stuck on one issue or even a few issues. Dr. Hyles
preached less on standards in his own pulpit than
what he was accused of from around the country.
Brother Hyles preached less on aggressive personal
soul winning than he was thought to have done from
his pulpit. These men were deep, but understood the
multiplicity and ethnicity of their congregations.
All of this was a result of aggressive soul
Our starting of schools. There is no doubt
The day school gave birth to the Christian college. No longer did our young people need to go away to college, but they could stay home and supposedly learn how to build a church at home. Some colleges were started by local churches that in reality were not very successful. This seemed to water down the evangelism.
With the day school came other issues. The sports programs became more popular than
the church soul winning programs. The athlete
mentality, or jock mentality, that we so despised in the
public arena of education has now captivated and
captured the Christian school in many churches. We have our state
champions while our churches are dying spiritually.
We have found an alternative for the glory of the
public school sports; our own spiritualized glory of
sports. At the same time our baptisteries are dry, our
altars are empty, and our soul winning is dying back
to a faithful few.
When a pastor is drawn from his God-called
should not be “isolated” but rather “insulated.” I do not
have all the answers, but I do know that our local
churches have declined since we entered into the
Christian school business. Please do not
misunderstand me. I am for the Christian school, but
someone is going to have to analyze this and provide
some answers. Something is wrong!
Our impressions of our standing. With the
We overbuilt and overspent in order to build buildings to improve images. However in many cases it hurt and placed financial strain on the people. Pastors who never had to worry much about offerings suddenly viewed the bus ministry as a financial liability rather than a necessary soul winning tool to reach the unsaved.
In 1979, at a financial seminar, I recall a
spokesman saying that 856 Independent Baptist
churches had filed for bankruptcy. We moved from a
balanced budget run ministry to a build and expand
mindset believing the people would come. In other
words, we built for growth of attendance and
offerings. Sorry, but that old dog won’t hunt. No one
should ever build beyond their church budget. Win
more people and raise the weekly offerings in order to
build with fiscal responsibility. No church should ever
spend more than 25% of their income on a mortgage debt.
With these new buildings come increased
utilities, increase insurance, increase of staff, increase
of maintenance, etc. There are so many hidden costs
to a new building that many a pastor has never even
taken the time to consider. I fear for the fall out that
will come in the future to those who violate financial
Our monthly and quarterly financial reports at
What is the solution? Well,
certainly it is not to do what we did by throwing out the
strength to rid ourselves of the problem. No, it is to
have an understanding of how to use our strengths to
build a work for God without them negatively affecting
us. For every action that hurts a church there are 100

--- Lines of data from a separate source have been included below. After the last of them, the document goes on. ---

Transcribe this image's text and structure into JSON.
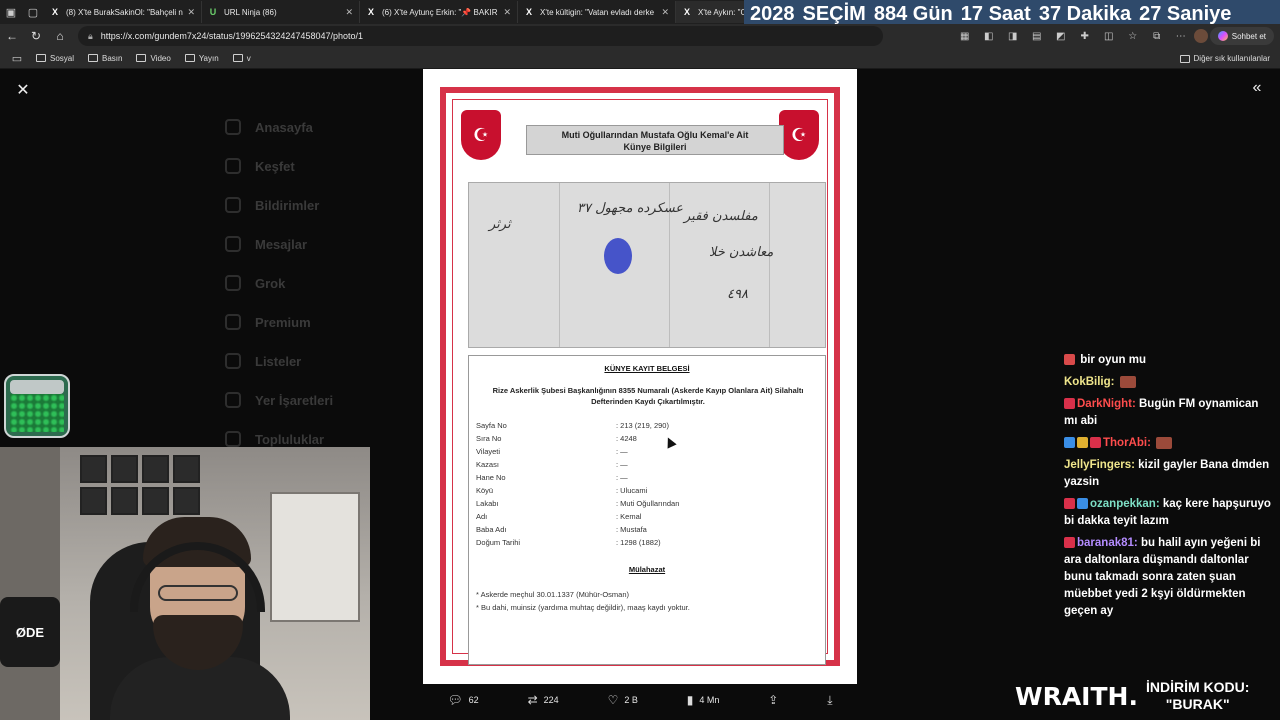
{
  "browser": {
    "tabs": [
      {
        "icon": "X",
        "title": "(8) X'te BurakSakinOl: \"Bahçeli n",
        "active": false
      },
      {
        "icon": "U",
        "title": "URL Ninja (86)",
        "active": false
      },
      {
        "icon": "X",
        "title": "(6) X'te Aytunç Erkin: \"📌 BAKIR",
        "active": false
      },
      {
        "icon": "X",
        "title": "X'te kültigin: \"Vatan evladı derke",
        "active": false
      },
      {
        "icon": "X",
        "title": "X'te Aykın: \"C",
        "active": true
      }
    ],
    "url": "https://x.com/gundem7x24/status/1996254324247458047/photo/1",
    "chat_button": "Sohbet et",
    "bookmarks": [
      "Sosyal",
      "Basın",
      "Video",
      "Yayın",
      "v"
    ],
    "other_bookmarks": "Diğer sık kullanılanlar"
  },
  "countdown": {
    "year": "2028",
    "label": "SEÇİM",
    "days": "884 Gün",
    "hours": "17 Saat",
    "minutes": "37 Dakika",
    "seconds": "27 Saniye"
  },
  "twitter_bg": {
    "nav": [
      "Anasayfa",
      "Keşfet",
      "Bildirimler",
      "Mesajlar",
      "Grok",
      "Premium",
      "Listeler",
      "Yer İşaretleri",
      "Topluluklar"
    ]
  },
  "document": {
    "title_line1": "Muti Oğullarından Mustafa Oğlu Kemal'e Ait",
    "title_line2": "Künye Bilgileri",
    "record_title": "KÜNYE KAYIT BELGESİ",
    "record_sub": "Rize Askerlik Şubesi Başkanlığının 8355 Numaralı (Askerde Kayıp Olanlara Ait) Silahaltı Defterinden Kaydı Çıkartılmıştır.",
    "rows": [
      {
        "k": "Sayfa No",
        "v": ": 213 (219, 290)"
      },
      {
        "k": "Sıra No",
        "v": ": 4248"
      },
      {
        "k": "Vilayeti",
        "v": ": —"
      },
      {
        "k": "Kazası",
        "v": ": —"
      },
      {
        "k": "Hane No",
        "v": ": —"
      },
      {
        "k": "Köyü",
        "v": ": Ulucami"
      },
      {
        "k": "Lakabı",
        "v": ": Muti Oğullarından"
      },
      {
        "k": "Adı",
        "v": ": Kemal"
      },
      {
        "k": "Baba Adı",
        "v": ": Mustafa"
      },
      {
        "k": "Doğum Tarihi",
        "v": ": 1298 (1882)"
      }
    ],
    "notes_title": "Mülahazat",
    "notes": [
      "* Askerde meçhul 30.01.1337 (Mühür-Osman)",
      "* Bu dahi, muinsiz (yardıma muhtaç değildir), maaş kaydı yoktur."
    ]
  },
  "actions": {
    "replies": "62",
    "reposts": "224",
    "likes": "2 B",
    "views": "4 Mn"
  },
  "chat": [
    {
      "user": "",
      "color": "#ffffff",
      "text": "bir oyun mu",
      "badges": [
        "#d94a4a"
      ]
    },
    {
      "user": "KokBilig:",
      "color": "#f0e68c",
      "text": "",
      "emote": true,
      "badges": []
    },
    {
      "user": "DarkNight:",
      "color": "#ff4d4d",
      "text": "Bugün FM oynamican mı abi",
      "badges": [
        "#d9304a"
      ]
    },
    {
      "user": "ThorAbi:",
      "color": "#ff4d4d",
      "text": "",
      "emote": true,
      "badges": [
        "#3a8ee6",
        "#e0b030",
        "#d9304a"
      ]
    },
    {
      "user": "JellyFingers:",
      "color": "#f0e68c",
      "text": "kizil gayler Bana dmden yazsin",
      "badges": []
    },
    {
      "user": "ozanpekkan:",
      "color": "#7ee0c6",
      "text": "kaç kere hapşuruyo bi dakka teyit lazım",
      "badges": [
        "#d9304a",
        "#3a8ee6"
      ]
    },
    {
      "user": "baranak81:",
      "color": "#b48cff",
      "text": "bu halil ayın yeğeni bi ara daltonlara düşmandı daltonlar bunu takmadı sonra zaten şuan müebbet yedi 2 kşyi öldürmekten geçen ay",
      "badges": [
        "#d9304a"
      ]
    }
  ],
  "sponsor": {
    "brand": "WRAITH.",
    "code_label": "İNDİRİM KODU:",
    "code": "\"BURAK\""
  },
  "webcam": {
    "mic_label": "ØDE"
  }
}
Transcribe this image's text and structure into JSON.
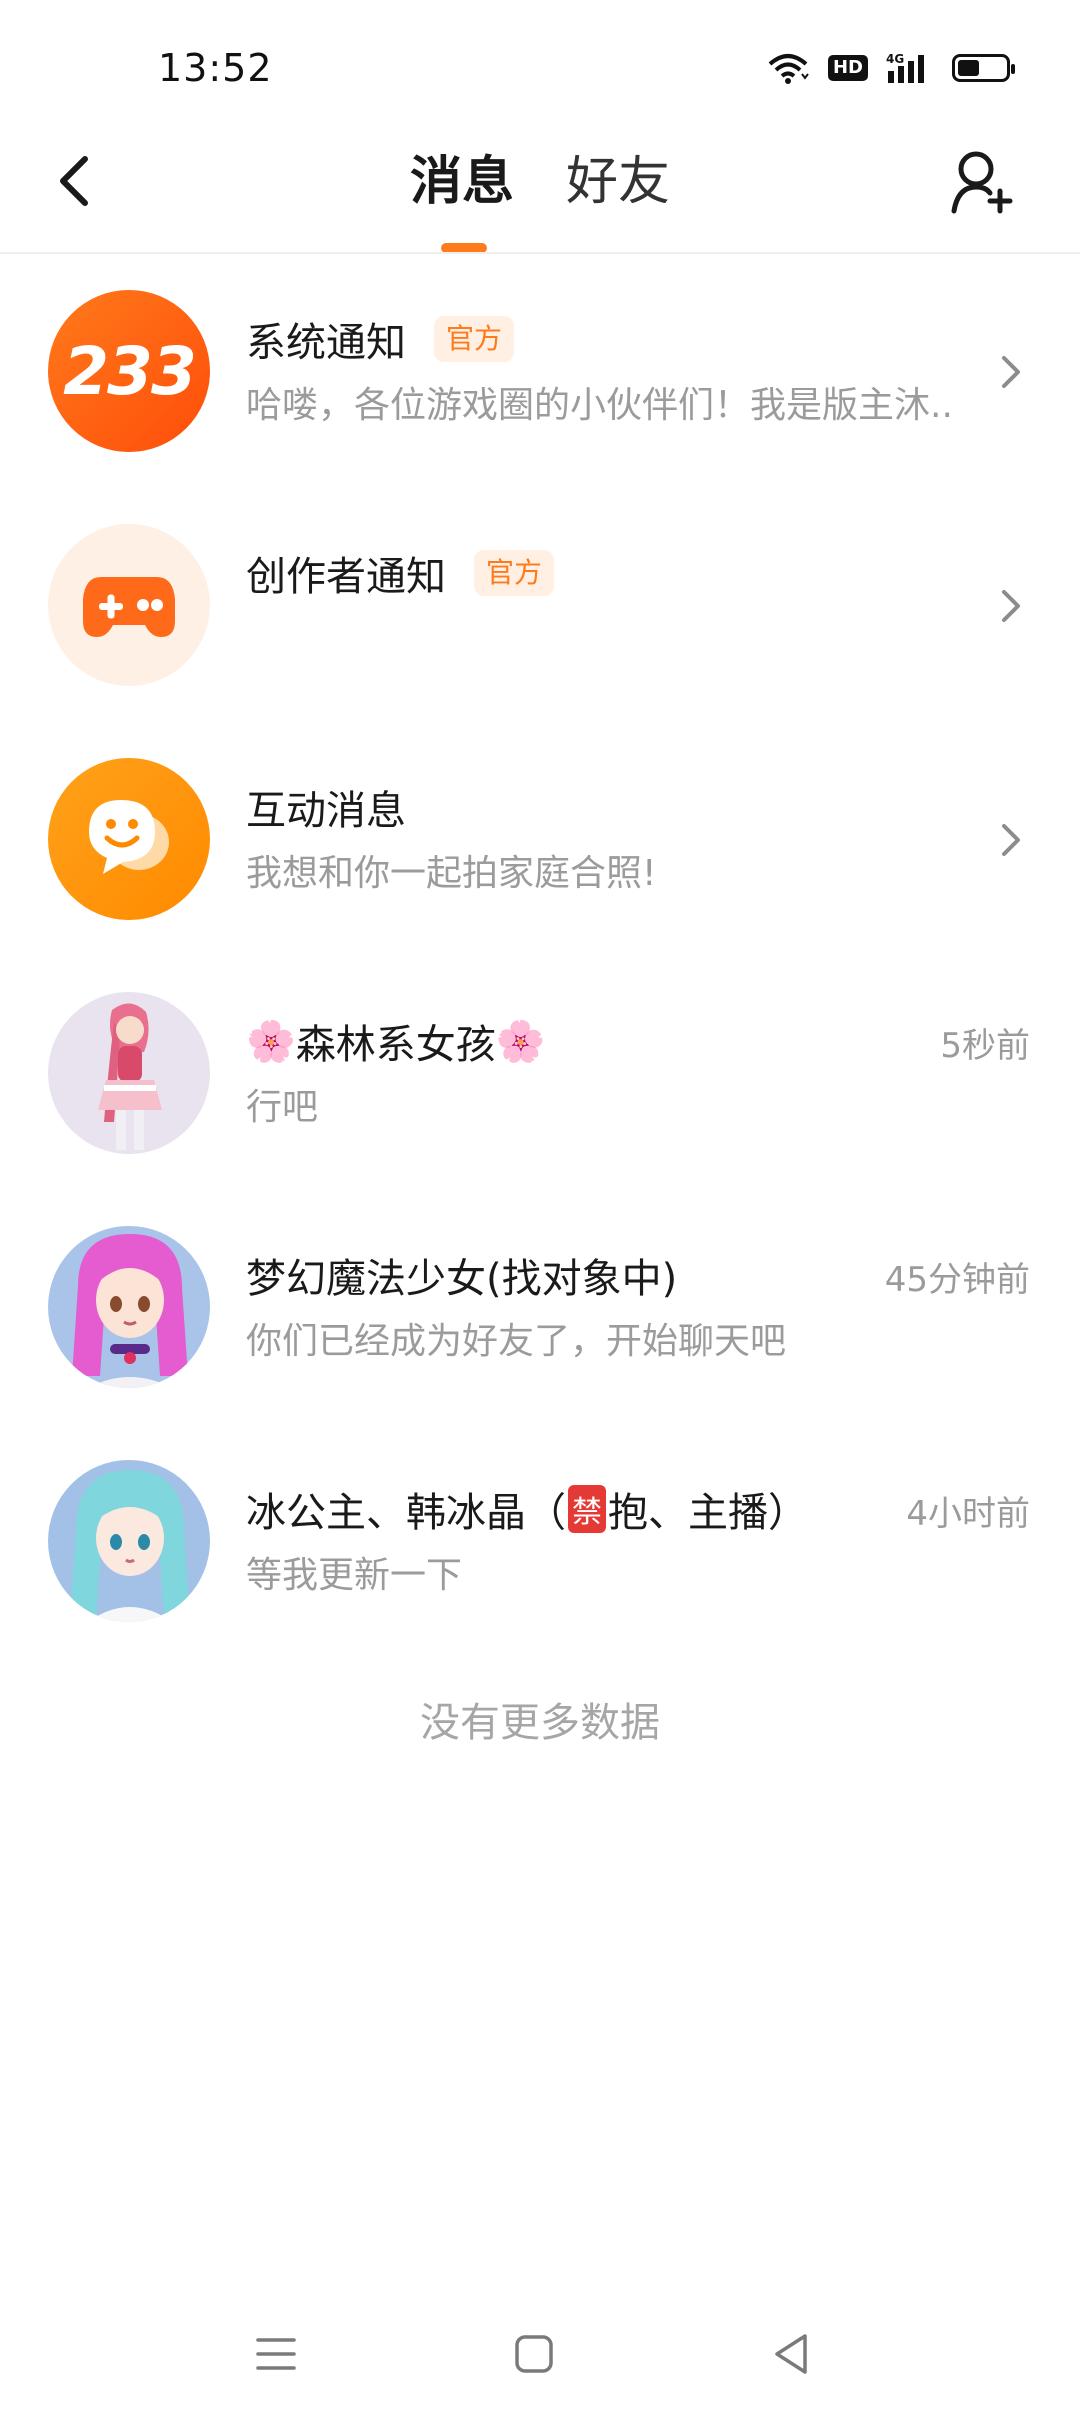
{
  "status_bar": {
    "time": "13:52",
    "network": "4G",
    "hd": "HD",
    "battery_level": 0.45
  },
  "header": {
    "tabs": [
      {
        "label": "消息",
        "active": true
      },
      {
        "label": "好友",
        "active": false
      }
    ],
    "accent_color": "#ff7a1a"
  },
  "conversations": [
    {
      "name": "系统通知",
      "badge": "官方",
      "preview": "哈喽，各位游戏圈的小伙伴们！我是版主沐...",
      "time": "",
      "avatar": "233-logo",
      "avatar_text": "233"
    },
    {
      "name": "创作者通知",
      "badge": "官方",
      "preview": "",
      "time": "",
      "avatar": "gamepad-icon"
    },
    {
      "name": "互动消息",
      "badge": "",
      "preview": "我想和你一起拍家庭合照!",
      "time": "",
      "avatar": "chat-bubble-icon"
    },
    {
      "name_prefix": "🌸",
      "name": "森林系女孩",
      "name_suffix": "🌸",
      "preview": "行吧",
      "time": "5秒前",
      "avatar": "avatar-pink-hair-girl"
    },
    {
      "name": "梦幻魔法少女(找对象中)",
      "preview": "你们已经成为好友了，开始聊天吧",
      "time": "45分钟前",
      "avatar": "avatar-magenta-hair-girl"
    },
    {
      "name_start": "冰公主、韩冰晶（",
      "name_emoji": "禁",
      "name_end": "抱、主播）",
      "preview": "等我更新一下",
      "time": "4小时前",
      "avatar": "avatar-cyan-hair-girl"
    }
  ],
  "footer": {
    "no_more_text": "没有更多数据"
  },
  "colors": {
    "badge_bg": "#fff0e3",
    "badge_text": "#ff7a1a",
    "forbidden_bg": "#e53935"
  },
  "nav_bar": {
    "buttons": [
      "menu-icon",
      "home-square-icon",
      "back-triangle-icon"
    ]
  }
}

overreactions that do the same thing or worse. Our
goal is to address both the good and the bad of those
great days. We hope that we can return to the
strengths without falling prey to the overreactions that
led to the demise. Can it be done again? Absolutely!